Way back in 1988—which is like 100 years ago in video game years—there was a Capcom side-scrolling platformer called Ghouls‘n Ghosts. It was one of those grainy, 2D titles that featured an armored knight fighting levels of flying, slashing and long-necked beasties and demons. He hoped to eventually defeat a gigantic and foul Lucifer and save the day. And of course, rescue his pretty princess, too.
That old console favorite is said to be the inspiration for the new game Battle Princess Madelyn. But as the title suggests, you shouldn’t be expecting some 16-bit guy in armor to be doing all the damsel-saving here. Nope. There are loved ones to be rescued alright, but the princess herself does the demon-slaying this go ’round.
The game commences with a familiar Princess Bride-like vignette. A young girl named Maddi is home from school, kinda sick, but battle-ready enough to be playing a video game in bed on her iPad. Then Grampy shows up to keep his favorite grandchild company and read her a book.
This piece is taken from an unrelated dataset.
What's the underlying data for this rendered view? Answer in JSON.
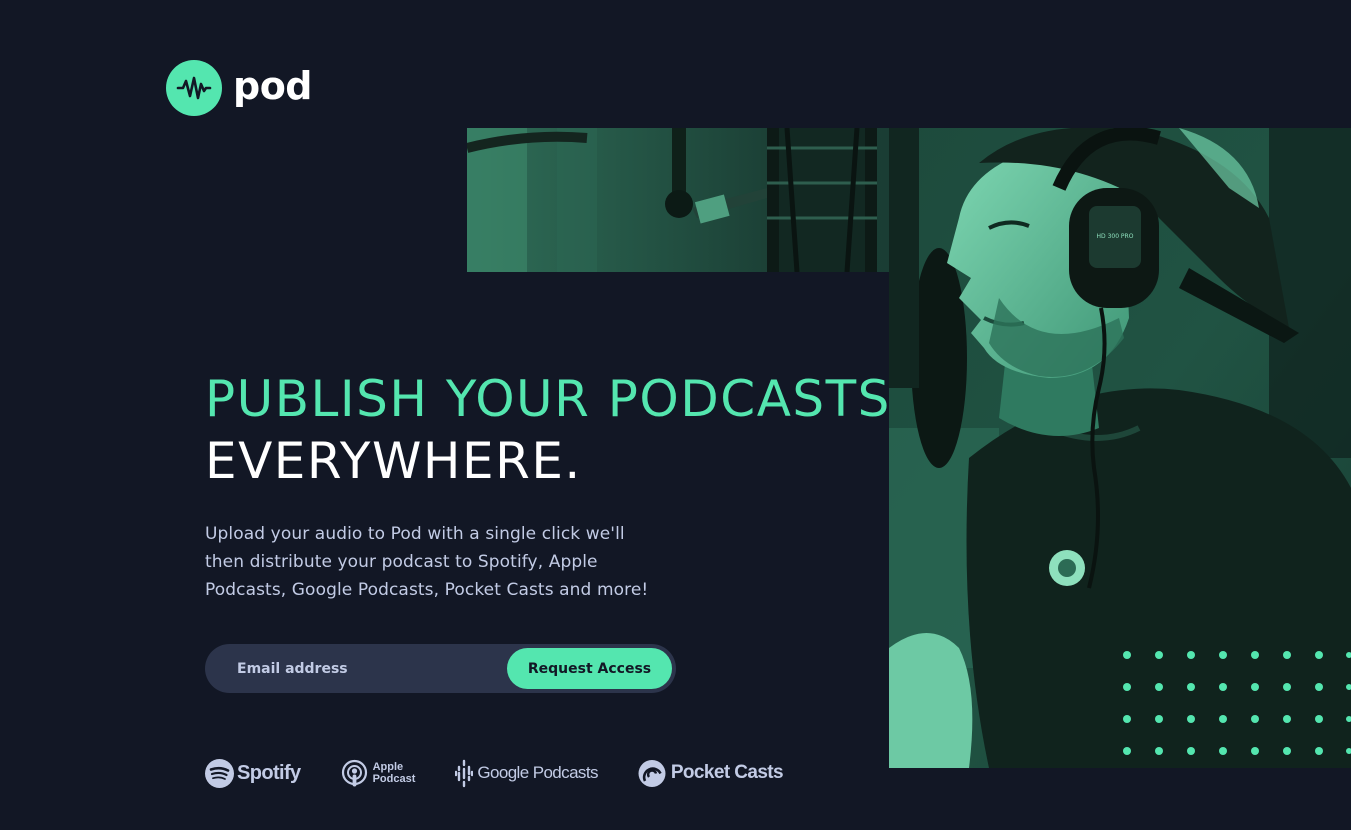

Maddi isn’t too thrilled with the idea until she hears that the hero of the tale is a princess with the same name as her. (“Completely, a coincidence,” Grampy assures her.) The tablet and game are stashed away, the pillow is fluffed, and Maddi settles in for a fantasy tale.
An evil tide of vile demons and walking skeletons has swept across this fantastical land. So Princess Madelyn charges in with spear in hand to help, her loyal dog Fritzy by her side. But out of a pit rises a dark magician lobbing lightning-like power blasts, driving everyone back and zapping poor Fritzy.
While laying her faithful pup pal to rest in a royal doggy grave, Princess Madelyn is approached by a witchy hag who assures her that the day can still be saved—but only with the help of a magic scroll that is tucked away in a hidden family crypt. Then the woman magically brings forth the ghosty spirit of the fallen Fritzy to accompany and help brave Madelyn on her journey.
From there, it’s on to Battle Princess Madelyn’s many spear-chucking and pit-leaping battles. The game features, well, everything you might expect from an updated 2D platformer like this one, along with two different modes: Arcade and Story.
Arcade Mode is for those who just want to dive into monster mashing and driving back swarm after swarm of marauding skeletons and shuffling ghouls. Madelyn is already fully equipped here; and the old-school platform-leaping, rope-bridge-climbing challenge is a steep one.
Story Mode, in contrast, offers a more gradual path into this ghoulish milieu. Madelyn grows in strength and discovers new weapons to toss or swing as she goes—¬chucking knives, arrows and spears up, down, and to both sides. She explores caves and crypts, dungeons and swamps, graveyards and creepy mountaintops in her journeys. She also enjoys the company of now-glowing ‘n’ ghostly Fritzy, who uses his own special powers to revive her if she gets hit too many times by man-eating plants or other fearsome creatures. Even a ghost dog has his limits, though. If Madelyn falls too often, she must go back to the beginning of the level.
There’s also a town and a castle in Story Mode where the heroic princess can spend the bags of gold she finds on new weapons. And she can take simple task quests from local townspeople¬—an element that makes this game feel a bit more like an RPG at times.
Now, if all my talk of demons, ghouls and resurrected pets has given you pause, well, that’s the story here, and you can’t escape it. There’s no graphic carnage or mess, since the targets of a rapid knife throw simply poof out of their 2D existence when they’re digitally dispatched.
But those targets range from skeletons walking around in a casket, to hooded skeletal archers, to zombies and ghouls, to truly demonic-looking bosses such as a red-eyed, fire-breathing boar and a monstrous thingy with multiple eyes. Put simply: Madelyn often confronts devilish foes that can look like evil incarnate.
All of that said, the dark foes here are never truly explained, from a spiritual sense. The game simply presents an alternate world of dark and light that also houses ghostly ancestors and pets; but that’s as far as it goes. And visually, it’s all displayed in a cartoony, 16-bit graphics. The battling Princess Madelyn herself is as cartoonish and sweet looking as can be.
This E-rated Battle Princess Madelyn is without a doubt a good representation of old-school platformers for consoles like the Sega Genesis and Nintendo SNES. But whether or not Grampy’s warrior princess world is right for your family room is … another story.
After spending more than two decades touring, directing, writing and producing for Christian theater and radio (most recently for Adventures in Odyssey, which he still contributes to), Bob joined the Plugged In staff to help us focus more heavily on video games. He is also one of our primary movie reviewers.